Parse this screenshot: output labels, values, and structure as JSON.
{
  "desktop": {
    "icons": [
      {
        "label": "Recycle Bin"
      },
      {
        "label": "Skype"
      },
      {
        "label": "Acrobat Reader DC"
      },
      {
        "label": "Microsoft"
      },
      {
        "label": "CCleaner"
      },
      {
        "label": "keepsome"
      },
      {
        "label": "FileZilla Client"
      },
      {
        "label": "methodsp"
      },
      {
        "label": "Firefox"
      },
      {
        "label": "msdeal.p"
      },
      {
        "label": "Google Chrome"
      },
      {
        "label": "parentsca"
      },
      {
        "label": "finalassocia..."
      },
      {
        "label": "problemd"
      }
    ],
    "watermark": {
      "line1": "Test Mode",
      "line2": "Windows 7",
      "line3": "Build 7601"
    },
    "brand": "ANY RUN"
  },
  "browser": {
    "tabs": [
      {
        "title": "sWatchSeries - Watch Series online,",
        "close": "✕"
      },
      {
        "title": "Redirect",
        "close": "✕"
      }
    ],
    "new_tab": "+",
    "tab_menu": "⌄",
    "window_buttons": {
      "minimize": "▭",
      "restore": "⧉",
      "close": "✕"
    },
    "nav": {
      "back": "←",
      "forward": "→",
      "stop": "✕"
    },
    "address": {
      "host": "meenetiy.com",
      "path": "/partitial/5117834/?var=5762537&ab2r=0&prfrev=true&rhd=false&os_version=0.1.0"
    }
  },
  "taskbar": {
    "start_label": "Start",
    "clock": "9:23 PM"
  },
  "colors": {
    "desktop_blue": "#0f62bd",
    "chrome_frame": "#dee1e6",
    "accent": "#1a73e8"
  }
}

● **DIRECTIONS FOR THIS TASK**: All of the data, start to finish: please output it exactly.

● **SOLUTION FOR THIS TASK**:
Parse this screenshot: output labels, values, and structure as JSON.
{
  "desktop": {
    "icons": [
      {
        "label": "Recycle Bin"
      },
      {
        "label": "Skype"
      },
      {
        "label": "Acrobat Reader DC"
      },
      {
        "label": "Microsoft"
      },
      {
        "label": "CCleaner"
      },
      {
        "label": "keepsome"
      },
      {
        "label": "FileZilla Client"
      },
      {
        "label": "methodsp"
      },
      {
        "label": "Firefox"
      },
      {
        "label": "msdeal.p"
      },
      {
        "label": "Google Chrome"
      },
      {
        "label": "parentsca"
      },
      {
        "label": "finalassocia..."
      },
      {
        "label": "problemd"
      }
    ],
    "watermark": {
      "line1": "Test Mode",
      "line2": "Windows 7",
      "line3": "Build 7601"
    },
    "brand": "ANY RUN"
  },
  "browser": {
    "tabs": [
      {
        "title": "sWatchSeries - Watch Series online,",
        "close": "✕"
      },
      {
        "title": "Redirect",
        "close": "✕"
      }
    ],
    "new_tab": "+",
    "tab_menu": "⌄",
    "window_buttons": {
      "minimize": "▭",
      "restore": "⧉",
      "close": "✕"
    },
    "nav": {
      "back": "←",
      "forward": "→",
      "stop": "✕"
    },
    "address": {
      "host": "meenetiy.com",
      "path": "/partitial/5117834/?var=5762537&ab2r=0&prfrev=true&rhd=false&os_version=0.1.0"
    }
  },
  "taskbar": {
    "start_label": "Start",
    "clock": "9:23 PM"
  },
  "colors": {
    "desktop_blue": "#0f62bd",
    "chrome_frame": "#dee1e6",
    "accent": "#1a73e8"
  }
}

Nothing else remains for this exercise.